/---

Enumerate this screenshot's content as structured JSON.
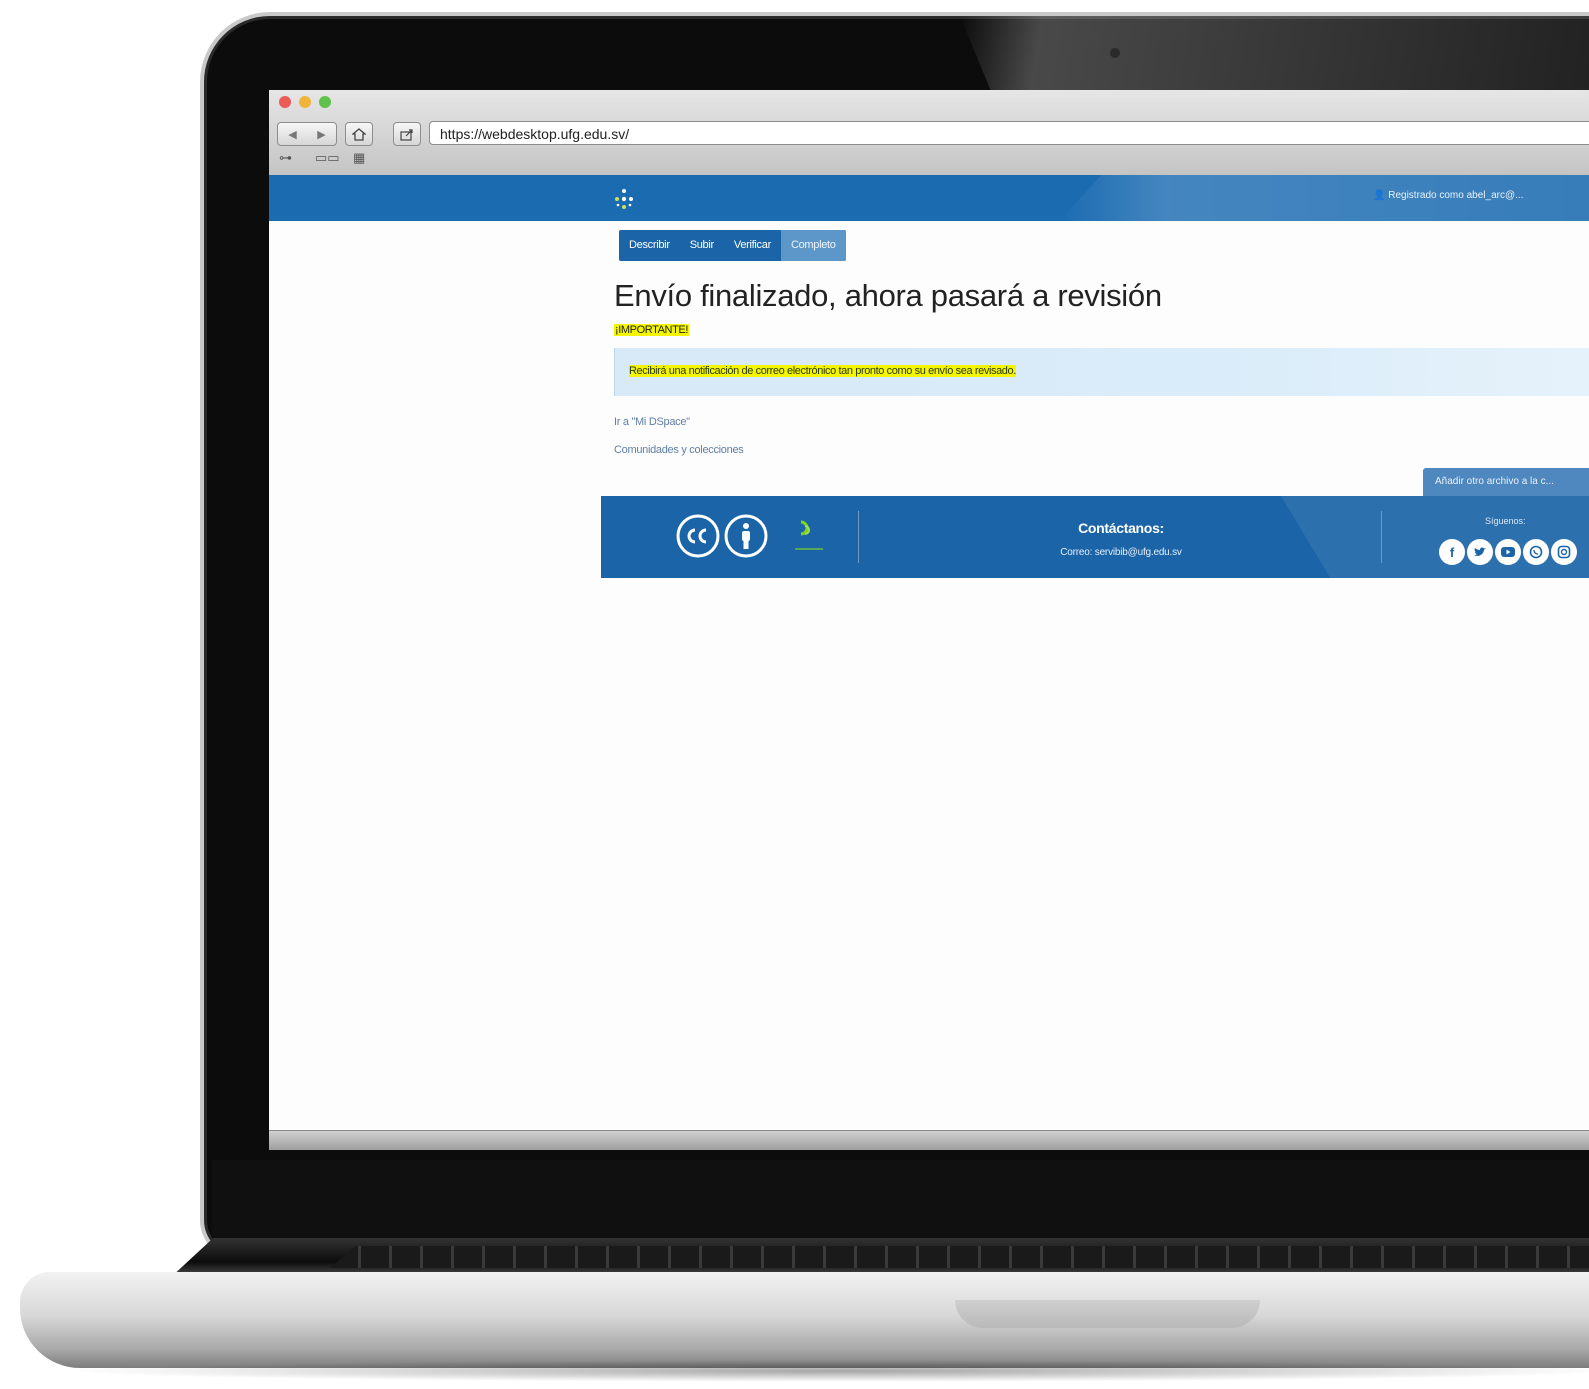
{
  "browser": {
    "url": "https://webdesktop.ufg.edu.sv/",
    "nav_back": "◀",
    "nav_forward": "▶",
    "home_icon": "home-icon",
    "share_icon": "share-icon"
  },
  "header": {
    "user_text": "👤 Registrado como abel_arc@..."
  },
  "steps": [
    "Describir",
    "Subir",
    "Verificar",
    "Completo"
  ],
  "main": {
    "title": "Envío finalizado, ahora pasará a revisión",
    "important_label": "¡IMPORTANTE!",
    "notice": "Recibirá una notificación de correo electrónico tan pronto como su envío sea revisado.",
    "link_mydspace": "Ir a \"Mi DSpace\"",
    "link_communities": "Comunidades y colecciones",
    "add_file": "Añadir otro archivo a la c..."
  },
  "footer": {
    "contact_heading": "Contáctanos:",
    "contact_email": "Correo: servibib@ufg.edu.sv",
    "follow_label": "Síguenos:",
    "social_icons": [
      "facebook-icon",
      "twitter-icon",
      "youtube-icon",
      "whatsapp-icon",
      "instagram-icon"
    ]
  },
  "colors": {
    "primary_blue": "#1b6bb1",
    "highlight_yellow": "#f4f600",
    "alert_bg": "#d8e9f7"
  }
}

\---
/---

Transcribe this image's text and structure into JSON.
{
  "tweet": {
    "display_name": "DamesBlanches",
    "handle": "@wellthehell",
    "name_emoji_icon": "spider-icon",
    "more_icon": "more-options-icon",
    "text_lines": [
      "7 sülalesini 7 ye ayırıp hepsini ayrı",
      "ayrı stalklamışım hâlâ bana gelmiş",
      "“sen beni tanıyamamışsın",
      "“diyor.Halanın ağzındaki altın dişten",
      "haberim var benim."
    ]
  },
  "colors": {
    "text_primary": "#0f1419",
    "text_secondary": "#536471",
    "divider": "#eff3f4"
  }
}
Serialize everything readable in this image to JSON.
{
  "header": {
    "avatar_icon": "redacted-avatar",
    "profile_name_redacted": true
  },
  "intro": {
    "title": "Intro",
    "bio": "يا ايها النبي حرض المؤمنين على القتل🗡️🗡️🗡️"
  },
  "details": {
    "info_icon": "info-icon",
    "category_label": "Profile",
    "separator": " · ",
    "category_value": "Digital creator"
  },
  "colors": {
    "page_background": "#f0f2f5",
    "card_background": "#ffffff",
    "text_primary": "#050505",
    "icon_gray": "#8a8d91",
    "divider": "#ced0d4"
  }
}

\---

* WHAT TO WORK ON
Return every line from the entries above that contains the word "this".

* YOUR RESPONSE
Enumerate this screenshot's content as structured JSON.
Transcribe this image's text and structure into JSON.
Serialize everything readable in this image to JSON.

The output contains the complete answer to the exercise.